Don't be nervous. If you like talking to people, then you'll have a great time. Unless you are in an environment where people already know and use worm products, you are setting up a new idea for people, so don't expect to be swarmed the first week. Luckily, the general attention of people is going towards the green, sustainable movement, so you getting in at the beggining of the world wide worm movement (tm).
I think I wrote some other posts here about what to bring to a market, so check those out too.
I totally agree with Don. I've only done a couple of markets and he makes some really good points:

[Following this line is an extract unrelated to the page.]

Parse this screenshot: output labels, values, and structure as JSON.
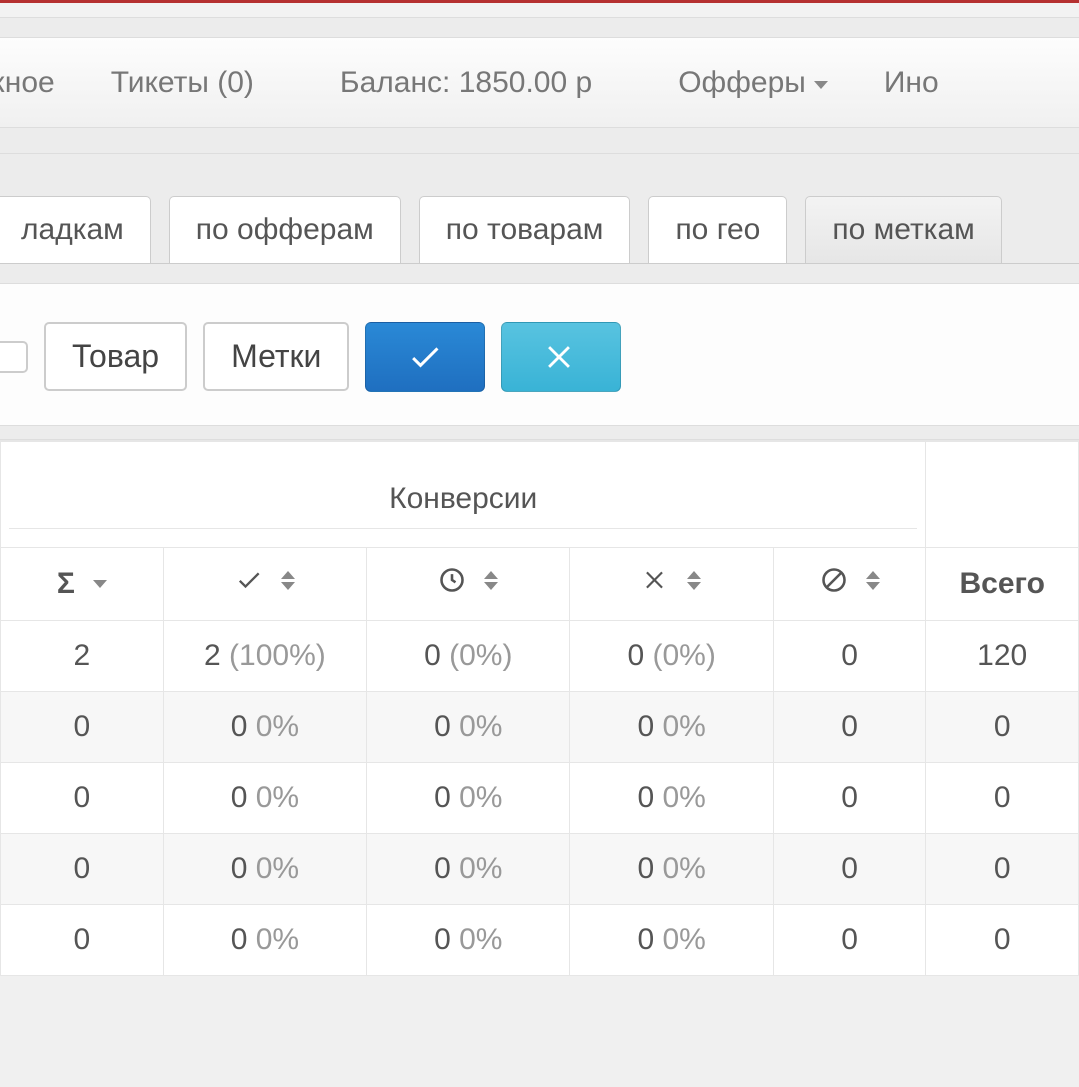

Don makes many great points. I used funny names for the products and large signs to draw attention. I called the castings "worm poop fertilizer", tea "worm poop liquid fertilizer", "worm poop tea bags", etc. The signs draw lots of attention, even if it is someone taking a picture of me and the sign. I would also bring a bucket of worms, that has been composting for a while for people to see/buy if they wanted an established bucket. I actually found that the dirty water sitting out drew people in. People would ask what it is. I had handouts for how to raise worms. I started out having the instructions laying out for benefits and how to use tea and castings, but people would take the heck out of them. I went through 200 of each in 1 day and sold enough to cover that cost. So, I started attaching them to the tea, castings, and tea bags. All of my packaging is "green-ish". I use recycled grocery bags to hold castings, but then package in a paper bag with a label. I put out a sample of the castings though. I either use paper bags or recycled bags. I use recycled pillow cases for the worms, which helps draw attention as well. I have a supplier of used distilled water milk jugs, so I use those. I don't have to clean them out quite like milk jugs.
Sorry this isn't more organized. I am doing lots of homework, so I had to type it up quickly, but I wanted to respond. Biggest thing about setting up-be seen however you do it and make sure something about worms is on your sign/banner!
Let me know if you have any ??'s
I had my son make me a large(10'x 2'), bright yellow with green lettering vinyl sign. This has the business name as well as the 2 main selling points of the products. That is attached to the front of the tent before I hoist it up. And it does stand out! I use a demo (small) worm bin along with handouts in an acrylic holder. Put as much stuff in an upright or even eye-level position. Anything laying flat on a table is harder to read (and takes up precious table real estate).
Same as Don, I sell my compost for $5/gallon bag, instruction label on bag; My Wigglers' Brew comes in used 2-litre soda bottles (someone in the family is a soda-holic so I have a ready supply of containers). I don't usually take worms with me unless I have a customer to deliver to. I take a ready-to-go worm bin which is available for sale.
Pictures are worth a thousand words, so I carry a binder with pics of my worm set-up, my garden, the Soil Food Web lab report so customers can see how high my microbe numbers are, and some research results showing root growth comparisons.
As I'm reading Teaming With Microbes, I have a copy on the table . There is always a sample of the finished compost on display for customers to see, smell and touch and, of course, the all-important email sign-up sheet.
Since I have been doing a study using different percentages of compost as potting mix with 5 hot pepper plants, I take them with me, so folks can see the real difference using plain soil and worm compost in varying amounts.
Watch the people walking by. When I see someone reading the banner, I'll ask them if they are familiar with worm compost. Then I can quickly show them the tea, compost and growth of my pepper plants. I love to engage people. And that's what you have to do by starting the conversation or demonstrating the product.
A good marketing tip to remember is that prospects to your product need to encounter your business between 7-12 times before they are ready to buy.